After a 10-year legal battle, the Labor Department's Occupational Safety and Health Administration has agreed to develop a field sanitation standard for agricultural workers. The regulation will require employers to provide migrant workers with access to drinking water, toilets and hand-washing facilities.
The Migrant Legal Action Program, which is funded by the Legal Services Corporation, first asked OSHA in 1972 to draft the standard to protect the nation's estimated 5 million migrant workers from a number of diseases and such health problems as heat stroke and dehydration. OSHA refused and later was sued by the migrant legal group. OSHA began work on a standard but discontinued the project in 1977 because it was not a "priority." That action led to a series of court rulings and a 1981 court opinion by U.S. District Judge June L. Green, who accused OSHA of "bad faith" and "irrational acts."

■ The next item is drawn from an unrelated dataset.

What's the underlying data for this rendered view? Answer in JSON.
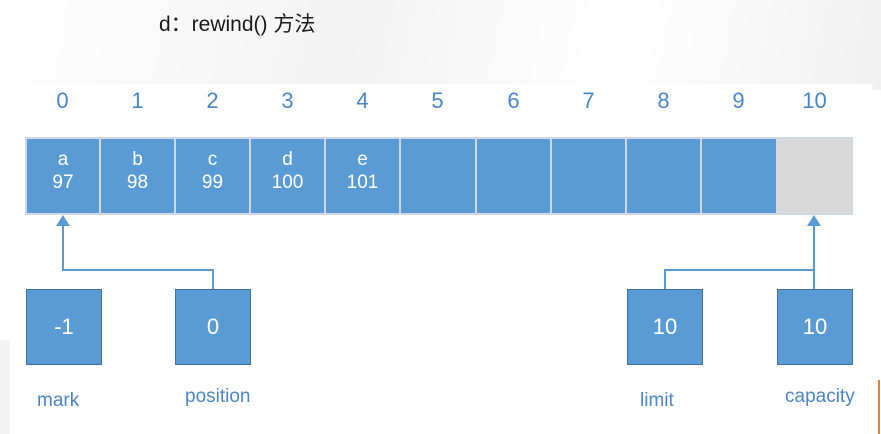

"OSHA's timetables belong in Alice in Wonderland's tales: each step forward brings us two steps backward," Green said. As part of a recent court settlement that she approved, OSHA has agreed to make "a good faith effort" to propose a regulation within 18 months, hold hearings within 23 months and complete the standard within 31 months.